Inadequate Control of Cardiovascular
According to a National Health and Nutrition Examination Survey (NHANES), less than 10% of patients diagnosed with type 2 diabetes have the 3 major risk factors for the disease under control. These risk factors are:
- A1C level (goal is <7%)
- Blood pressure (goal is <130/80 mmHg)
- Total cholesterol level (goal is <200 mg/dL [5.18 mmol/L])
- LDL (“bad”) cholesterol (American Diabetes Association [ADA] goal is <100 mg/dL)
- HDL (“good”) cholesterol (ADA goal for men is >40 mg/DL; for women, >50 mg/dL)
- Triglycerides (ADA goal is <150 mg/dL)
It is generally accepted in the medical community that treatment of hyperglycemia, hypertension, and hyperlipidemia are critical, given that a significant percentage of diabetes patients ultimately die of cardiovascular disease.Back to Top
Putting education into practice
There is more to treating diabetes than keeping blood sugar levels within range. Responsible treatment also includes monitoring and treating total cholesterol, HDL cholesterol, LDL cholesterol, triglycerides, blood pressure, and weight.

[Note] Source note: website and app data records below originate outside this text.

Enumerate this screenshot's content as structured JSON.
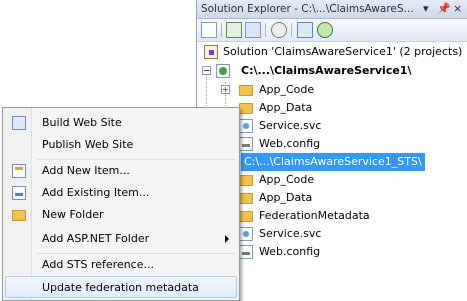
{
  "solution_explorer": {
    "title": "Solution Explorer - C:\\...\\ClaimsAwareS...",
    "pin_icon": "pin-icon",
    "close_label": "×",
    "tree": {
      "solution_label": "Solution 'ClaimsAwareService1' (2 projects)",
      "project1_label": "C:\\...\\ClaimsAwareService1\\",
      "p1_app_code": "App_Code",
      "p1_app_data": "App_Data",
      "p1_service_svc": "Service.svc",
      "p1_web_config": "Web.config",
      "project2_label": "C:\\...\\ClaimsAwareService1_STS\\",
      "p2_app_code": "App_Code",
      "p2_app_data": "App_Data",
      "p2_federation_metadata": "FederationMetadata",
      "p2_service_svc": "Service.svc",
      "p2_web_config": "Web.config"
    }
  },
  "context_menu": {
    "build_web_site": "Build Web Site",
    "publish_web_site": "Publish Web Site",
    "add_new_item": "Add New Item...",
    "add_existing_item": "Add Existing Item...",
    "new_folder": "New Folder",
    "add_aspnet_folder": "Add ASP.NET Folder",
    "add_sts_reference": "Add STS reference...",
    "update_federation_metadata": "Update federation metadata"
  },
  "colors": {
    "selection": "#3399ff",
    "menu_highlight": "#e1ecfa"
  }
}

There is ample evidence that people with diabetes can reduce diabetes complications by working to control the dominant risk factors of blood glucose, blood pressure, and blood lipids. In general:

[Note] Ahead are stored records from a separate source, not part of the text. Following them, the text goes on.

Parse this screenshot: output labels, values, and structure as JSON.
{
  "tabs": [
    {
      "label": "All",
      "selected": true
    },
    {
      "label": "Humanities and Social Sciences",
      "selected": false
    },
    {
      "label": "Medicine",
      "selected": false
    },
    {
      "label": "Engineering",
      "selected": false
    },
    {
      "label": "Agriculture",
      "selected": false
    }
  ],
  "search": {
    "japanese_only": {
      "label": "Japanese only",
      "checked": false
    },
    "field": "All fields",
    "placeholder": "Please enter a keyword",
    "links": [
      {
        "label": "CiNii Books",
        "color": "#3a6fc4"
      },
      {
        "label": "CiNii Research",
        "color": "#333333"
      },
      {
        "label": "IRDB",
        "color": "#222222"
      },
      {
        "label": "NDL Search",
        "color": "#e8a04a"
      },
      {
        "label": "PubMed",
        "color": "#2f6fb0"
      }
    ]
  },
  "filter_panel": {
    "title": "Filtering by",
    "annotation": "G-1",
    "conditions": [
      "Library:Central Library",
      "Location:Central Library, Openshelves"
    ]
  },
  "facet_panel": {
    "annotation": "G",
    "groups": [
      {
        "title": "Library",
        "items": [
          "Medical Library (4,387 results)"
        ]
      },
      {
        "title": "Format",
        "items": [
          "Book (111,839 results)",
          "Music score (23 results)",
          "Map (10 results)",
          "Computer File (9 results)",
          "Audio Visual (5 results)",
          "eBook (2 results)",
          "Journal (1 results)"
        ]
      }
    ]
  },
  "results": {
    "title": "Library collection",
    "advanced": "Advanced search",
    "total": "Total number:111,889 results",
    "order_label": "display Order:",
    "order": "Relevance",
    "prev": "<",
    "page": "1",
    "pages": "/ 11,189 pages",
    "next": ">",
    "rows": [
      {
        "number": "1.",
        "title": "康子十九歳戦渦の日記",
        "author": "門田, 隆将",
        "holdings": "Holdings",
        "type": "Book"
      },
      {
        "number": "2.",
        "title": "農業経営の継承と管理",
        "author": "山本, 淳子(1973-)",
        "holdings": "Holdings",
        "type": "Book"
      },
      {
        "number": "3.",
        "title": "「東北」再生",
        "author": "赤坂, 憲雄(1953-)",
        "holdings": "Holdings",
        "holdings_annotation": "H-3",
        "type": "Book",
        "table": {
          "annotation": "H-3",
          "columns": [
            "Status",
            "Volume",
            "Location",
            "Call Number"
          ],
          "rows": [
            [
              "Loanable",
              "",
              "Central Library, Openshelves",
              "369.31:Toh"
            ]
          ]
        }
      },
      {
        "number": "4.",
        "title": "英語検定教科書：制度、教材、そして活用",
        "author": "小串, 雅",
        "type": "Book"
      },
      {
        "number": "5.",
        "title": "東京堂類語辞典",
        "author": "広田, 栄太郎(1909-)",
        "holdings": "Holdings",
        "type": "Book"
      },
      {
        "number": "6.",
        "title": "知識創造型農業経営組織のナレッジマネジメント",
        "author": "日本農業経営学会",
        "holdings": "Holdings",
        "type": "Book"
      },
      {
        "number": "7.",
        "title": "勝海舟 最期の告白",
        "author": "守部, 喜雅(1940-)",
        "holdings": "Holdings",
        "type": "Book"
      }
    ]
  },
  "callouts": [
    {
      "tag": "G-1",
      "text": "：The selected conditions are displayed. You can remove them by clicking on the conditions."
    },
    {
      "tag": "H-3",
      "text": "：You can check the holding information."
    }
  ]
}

- A percentage point drop in A1C can lower the risk of microvascular complications by 40%.
- For every 10 mmHg reduction in systolic blood pressure, the chance of complications related to diabetes is lowered by 12%.
- Increased control of LDL cholesterol can lower cardiovascular complications by 20% to 50%.
Attitudes toward diabetes education
According to a study by Golin et al, diabetes education plays a role in patients’ desire to participate in their health care decisions. Patients who were “younger” were more open to discuss self-management issues.
Generally, positive health outcomes are influenced by a patient’s own participation in his or her medical care and in decision making. But not all patients are interested in taking an active role in their health management. A study by Jahng et al revealed that positive patient outcomes tend to be higher when physicians and patients share the same belief about the value of patient participation and want increased patient involvement.